The level of engagement with this program and others in our “Preventing Violence Against Women” public advocacy series has been deeply encouraging, and we are inspired by the willingness of the public to collaborate in raising awareness for this often underreported and underrepresented humanitarian issue.
In an effort to further our discussions and address a sampling of unanswered inquiries from our previous programs, Alina Marquez Reynolds, General Counsel and Senior Advisor to the Justice Initiative, is featured in the below Q&A, responding to issues and concerns surrounding the continued need to shift and change the culture of violence against women.
Question: Does domestic violence only encompass physical abuse?
Answer: Domestic violence has many forms in addition to physical abuse, but we often fail to recognize these other forms because they are hidden inside each victim.
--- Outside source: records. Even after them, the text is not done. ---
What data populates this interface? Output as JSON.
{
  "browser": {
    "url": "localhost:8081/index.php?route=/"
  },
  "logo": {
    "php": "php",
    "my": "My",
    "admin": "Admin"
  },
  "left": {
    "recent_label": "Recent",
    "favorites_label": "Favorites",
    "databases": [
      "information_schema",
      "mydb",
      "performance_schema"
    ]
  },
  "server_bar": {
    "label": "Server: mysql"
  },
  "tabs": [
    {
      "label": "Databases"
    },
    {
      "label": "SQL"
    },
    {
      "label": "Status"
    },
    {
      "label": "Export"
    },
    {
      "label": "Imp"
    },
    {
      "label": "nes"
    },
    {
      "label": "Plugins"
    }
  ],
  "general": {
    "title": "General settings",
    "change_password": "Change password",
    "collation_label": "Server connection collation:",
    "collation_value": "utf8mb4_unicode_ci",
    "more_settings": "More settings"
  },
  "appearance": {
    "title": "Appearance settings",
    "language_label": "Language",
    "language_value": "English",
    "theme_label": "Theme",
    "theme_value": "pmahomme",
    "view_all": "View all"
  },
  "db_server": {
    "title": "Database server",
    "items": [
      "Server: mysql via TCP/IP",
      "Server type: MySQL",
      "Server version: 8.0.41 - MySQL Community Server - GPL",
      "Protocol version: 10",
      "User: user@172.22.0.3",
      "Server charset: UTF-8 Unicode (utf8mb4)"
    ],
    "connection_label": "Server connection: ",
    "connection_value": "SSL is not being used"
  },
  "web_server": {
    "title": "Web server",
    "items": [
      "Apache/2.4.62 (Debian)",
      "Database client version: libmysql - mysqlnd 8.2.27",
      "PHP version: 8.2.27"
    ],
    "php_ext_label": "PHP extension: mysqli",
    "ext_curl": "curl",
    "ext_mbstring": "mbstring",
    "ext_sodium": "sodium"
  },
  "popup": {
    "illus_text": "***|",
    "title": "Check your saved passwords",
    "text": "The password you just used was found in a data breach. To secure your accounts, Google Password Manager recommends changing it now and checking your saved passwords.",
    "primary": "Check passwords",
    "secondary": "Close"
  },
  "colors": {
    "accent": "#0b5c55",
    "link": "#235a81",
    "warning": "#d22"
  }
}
Domestic violence is about control. Physical violence is only one way that abusers exert control over their victims. Verbal and emotional abuse, isolation, and the threat of physical harm are also powerful tools of control and coercion. This type of psychological abuse can last for prolonged periods of time, and can cause injuries to victims that often last longer than physical scars. It is important to guard against narrowing the definition of domestic violence in such a way that it discounts these other equally serious forms of abuse. We must all learn to look closer for signs of abuse that may not be as visible as a bruise, but that nonetheless cause great pain and suffering.
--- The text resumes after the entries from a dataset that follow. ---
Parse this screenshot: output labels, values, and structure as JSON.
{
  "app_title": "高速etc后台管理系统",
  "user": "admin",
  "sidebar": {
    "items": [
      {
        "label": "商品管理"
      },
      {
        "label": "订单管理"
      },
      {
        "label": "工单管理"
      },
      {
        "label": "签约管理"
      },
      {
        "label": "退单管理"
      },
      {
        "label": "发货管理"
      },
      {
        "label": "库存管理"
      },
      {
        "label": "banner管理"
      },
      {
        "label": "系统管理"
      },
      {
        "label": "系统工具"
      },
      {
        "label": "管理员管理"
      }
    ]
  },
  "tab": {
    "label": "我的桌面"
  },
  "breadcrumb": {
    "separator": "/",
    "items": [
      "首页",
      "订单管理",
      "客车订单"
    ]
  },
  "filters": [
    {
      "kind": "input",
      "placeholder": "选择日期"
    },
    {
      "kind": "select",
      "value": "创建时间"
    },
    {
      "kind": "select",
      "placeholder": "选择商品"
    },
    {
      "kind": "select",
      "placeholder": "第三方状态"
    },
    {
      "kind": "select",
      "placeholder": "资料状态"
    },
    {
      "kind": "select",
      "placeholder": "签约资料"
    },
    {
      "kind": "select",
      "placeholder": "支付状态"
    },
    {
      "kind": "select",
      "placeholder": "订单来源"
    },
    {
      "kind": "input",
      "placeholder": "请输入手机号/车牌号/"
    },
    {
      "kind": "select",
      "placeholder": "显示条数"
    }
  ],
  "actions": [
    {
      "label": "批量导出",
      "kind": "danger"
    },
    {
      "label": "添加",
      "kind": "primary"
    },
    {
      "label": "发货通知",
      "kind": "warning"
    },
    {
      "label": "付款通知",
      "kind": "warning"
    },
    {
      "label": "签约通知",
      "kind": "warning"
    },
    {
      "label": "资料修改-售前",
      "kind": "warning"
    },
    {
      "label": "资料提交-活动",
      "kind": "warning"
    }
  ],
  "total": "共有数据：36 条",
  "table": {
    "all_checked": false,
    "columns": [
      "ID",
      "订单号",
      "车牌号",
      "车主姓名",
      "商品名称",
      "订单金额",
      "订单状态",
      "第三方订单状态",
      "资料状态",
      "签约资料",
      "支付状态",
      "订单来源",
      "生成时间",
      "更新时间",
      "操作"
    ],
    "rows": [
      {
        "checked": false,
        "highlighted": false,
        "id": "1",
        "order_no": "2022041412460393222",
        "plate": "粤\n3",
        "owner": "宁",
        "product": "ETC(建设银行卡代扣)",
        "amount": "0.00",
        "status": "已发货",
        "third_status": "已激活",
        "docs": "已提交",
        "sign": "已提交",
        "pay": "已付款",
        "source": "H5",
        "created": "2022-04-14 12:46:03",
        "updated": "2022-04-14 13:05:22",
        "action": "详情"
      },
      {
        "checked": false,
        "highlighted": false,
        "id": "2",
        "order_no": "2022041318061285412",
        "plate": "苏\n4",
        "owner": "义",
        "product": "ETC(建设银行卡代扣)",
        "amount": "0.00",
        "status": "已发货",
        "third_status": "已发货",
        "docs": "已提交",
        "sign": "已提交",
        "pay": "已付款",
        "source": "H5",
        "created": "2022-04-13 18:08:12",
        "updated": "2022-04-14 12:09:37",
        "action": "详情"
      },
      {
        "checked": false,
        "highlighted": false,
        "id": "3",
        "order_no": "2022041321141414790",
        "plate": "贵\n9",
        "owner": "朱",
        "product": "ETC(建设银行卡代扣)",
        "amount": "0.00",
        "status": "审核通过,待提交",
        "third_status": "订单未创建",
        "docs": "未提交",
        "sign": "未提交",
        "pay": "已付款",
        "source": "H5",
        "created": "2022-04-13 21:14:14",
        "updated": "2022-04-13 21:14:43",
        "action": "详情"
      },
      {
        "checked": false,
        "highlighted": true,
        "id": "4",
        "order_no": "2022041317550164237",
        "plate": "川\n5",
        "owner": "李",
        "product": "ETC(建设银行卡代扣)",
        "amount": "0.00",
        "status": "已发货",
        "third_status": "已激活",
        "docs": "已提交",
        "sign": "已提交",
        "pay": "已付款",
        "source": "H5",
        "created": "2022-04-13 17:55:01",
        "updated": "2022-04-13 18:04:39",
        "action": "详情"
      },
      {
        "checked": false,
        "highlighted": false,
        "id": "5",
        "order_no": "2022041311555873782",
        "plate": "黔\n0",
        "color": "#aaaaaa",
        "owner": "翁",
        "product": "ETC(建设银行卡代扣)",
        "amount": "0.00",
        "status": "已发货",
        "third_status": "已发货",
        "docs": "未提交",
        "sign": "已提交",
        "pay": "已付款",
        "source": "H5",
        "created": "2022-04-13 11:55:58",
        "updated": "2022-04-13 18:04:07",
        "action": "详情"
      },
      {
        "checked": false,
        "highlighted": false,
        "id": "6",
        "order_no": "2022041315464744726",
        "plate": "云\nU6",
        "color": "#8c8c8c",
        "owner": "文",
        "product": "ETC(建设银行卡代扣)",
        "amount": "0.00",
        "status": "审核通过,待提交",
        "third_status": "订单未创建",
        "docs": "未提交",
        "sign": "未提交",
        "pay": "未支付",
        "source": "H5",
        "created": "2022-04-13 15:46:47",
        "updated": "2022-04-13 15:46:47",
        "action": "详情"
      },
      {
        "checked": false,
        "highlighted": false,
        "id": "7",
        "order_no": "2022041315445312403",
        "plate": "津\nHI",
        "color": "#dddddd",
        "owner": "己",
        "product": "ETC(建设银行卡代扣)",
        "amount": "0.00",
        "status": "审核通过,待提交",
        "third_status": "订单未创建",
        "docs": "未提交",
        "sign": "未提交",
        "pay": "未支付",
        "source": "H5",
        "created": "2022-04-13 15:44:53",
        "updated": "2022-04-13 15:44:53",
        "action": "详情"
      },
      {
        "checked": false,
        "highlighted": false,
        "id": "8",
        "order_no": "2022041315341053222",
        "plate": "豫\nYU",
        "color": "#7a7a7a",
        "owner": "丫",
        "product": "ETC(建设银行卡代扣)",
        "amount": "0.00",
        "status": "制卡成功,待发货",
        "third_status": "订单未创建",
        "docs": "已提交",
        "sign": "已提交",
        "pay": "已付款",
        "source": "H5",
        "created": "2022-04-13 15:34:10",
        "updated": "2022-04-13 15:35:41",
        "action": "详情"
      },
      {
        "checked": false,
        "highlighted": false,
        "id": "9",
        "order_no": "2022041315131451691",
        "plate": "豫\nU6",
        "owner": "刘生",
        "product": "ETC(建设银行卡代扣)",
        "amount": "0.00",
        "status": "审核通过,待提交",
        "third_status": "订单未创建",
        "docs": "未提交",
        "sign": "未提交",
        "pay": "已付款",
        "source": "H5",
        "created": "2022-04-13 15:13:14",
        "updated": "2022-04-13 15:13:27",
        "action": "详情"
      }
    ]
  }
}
Question: Why is intimate partner violence still largely considered a taboo and a family matter to be dealt with privately, and what impact does this have on the ability to identify and prevent it?
Answer: We have to change the culture. For too long domestic violence was not even considered a crime. Indeed, in many countries around the world it is still not considered a crime, leaving victims there with no legal recourse. Here in the United States we should all understand by now that domestic violence is a serious crime and not just a family problem. Even so, as with any crime problem, especially crimes that disproportionally affect women, we must all continue to educate ourselves and our families so we can be part of the solution. Education, awareness, and outreach are all important as we continue to change the culture. We must guard against victim blaming – too many times you hear, “why didn’t she just leave.” It is important that we focus less on what the victim did or didn’t do. We need to focus more on the offender’s conduct. If we are serious about changing the culture, then it is important to hold offenders accountable for their conduct, regardless of their relationship with the victim.
Question: How can our laws and policies assist in shifting the culture?
Answer: Law enforcement officers and prosecutors know that it is important to dedicate resources to the investigation and prosecution of domestic violence cases. Only by effectively enforcing the laws on the books can offenders be held accountable. One such law is the federal gun law that prohibits possession of firearms by offenders who are either subject to a valid protective order or who have previously been convicted of a misdemeanor domestic violence assault. By bringing these cases, law enforcement can get guns out of the hands of domestic violence offenders before the violence escalates and they use them against their victims.
Connecticut Coalition Against Domestic Violence
www.ctsafeconnect.org or call 888-774-2900
Grace Farms Foundation’s “Preventing Violence Against Women” advocacy series and associated resources are a reflection of our Justice Initiative’s ongoing work to disrupt gender-based violence. For further information on upcoming virtual programs, please browse our Digital Events page.